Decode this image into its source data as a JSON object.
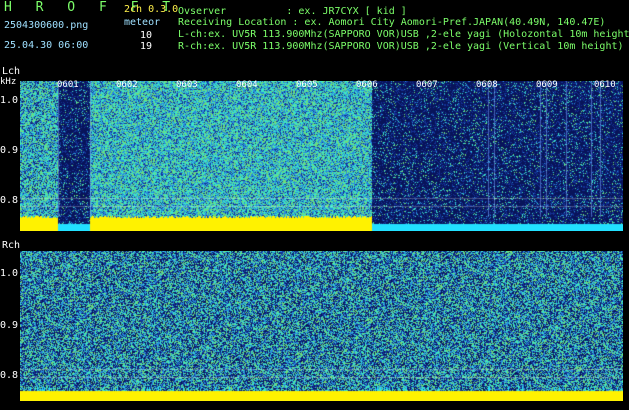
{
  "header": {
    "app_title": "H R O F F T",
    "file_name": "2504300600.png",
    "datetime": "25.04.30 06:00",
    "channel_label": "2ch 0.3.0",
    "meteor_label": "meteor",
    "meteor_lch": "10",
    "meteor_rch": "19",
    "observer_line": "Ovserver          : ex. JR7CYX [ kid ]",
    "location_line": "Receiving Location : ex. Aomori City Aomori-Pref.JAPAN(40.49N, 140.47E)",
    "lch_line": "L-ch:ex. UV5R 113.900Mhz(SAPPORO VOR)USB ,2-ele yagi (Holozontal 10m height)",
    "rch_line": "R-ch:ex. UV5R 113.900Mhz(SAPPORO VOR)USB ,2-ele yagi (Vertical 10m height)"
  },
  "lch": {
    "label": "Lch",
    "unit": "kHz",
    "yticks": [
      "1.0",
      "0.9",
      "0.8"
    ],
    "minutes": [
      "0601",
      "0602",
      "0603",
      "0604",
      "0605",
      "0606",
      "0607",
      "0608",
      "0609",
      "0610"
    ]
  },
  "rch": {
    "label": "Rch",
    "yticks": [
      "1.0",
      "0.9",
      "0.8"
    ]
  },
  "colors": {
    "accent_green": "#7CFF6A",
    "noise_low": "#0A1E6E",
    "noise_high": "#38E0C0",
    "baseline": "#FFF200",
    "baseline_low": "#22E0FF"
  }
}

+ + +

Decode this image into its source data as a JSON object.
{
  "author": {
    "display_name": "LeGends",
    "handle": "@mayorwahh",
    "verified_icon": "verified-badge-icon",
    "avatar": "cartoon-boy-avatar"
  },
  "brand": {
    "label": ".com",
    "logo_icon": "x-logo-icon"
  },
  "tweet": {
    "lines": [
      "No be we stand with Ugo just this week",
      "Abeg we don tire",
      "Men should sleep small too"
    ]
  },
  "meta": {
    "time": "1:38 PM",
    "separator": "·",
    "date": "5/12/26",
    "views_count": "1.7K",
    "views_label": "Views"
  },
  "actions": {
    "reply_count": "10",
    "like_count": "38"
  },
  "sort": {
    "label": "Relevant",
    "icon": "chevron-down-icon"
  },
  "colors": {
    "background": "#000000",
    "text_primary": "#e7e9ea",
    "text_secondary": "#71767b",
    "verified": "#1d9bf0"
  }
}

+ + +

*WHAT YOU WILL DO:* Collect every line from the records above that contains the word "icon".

*REPLY TO THE TASK:*
    "verified_icon": "verified-badge-icon",
    "logo_icon": "x-logo-icon"
    "icon": "chevron-down-icon"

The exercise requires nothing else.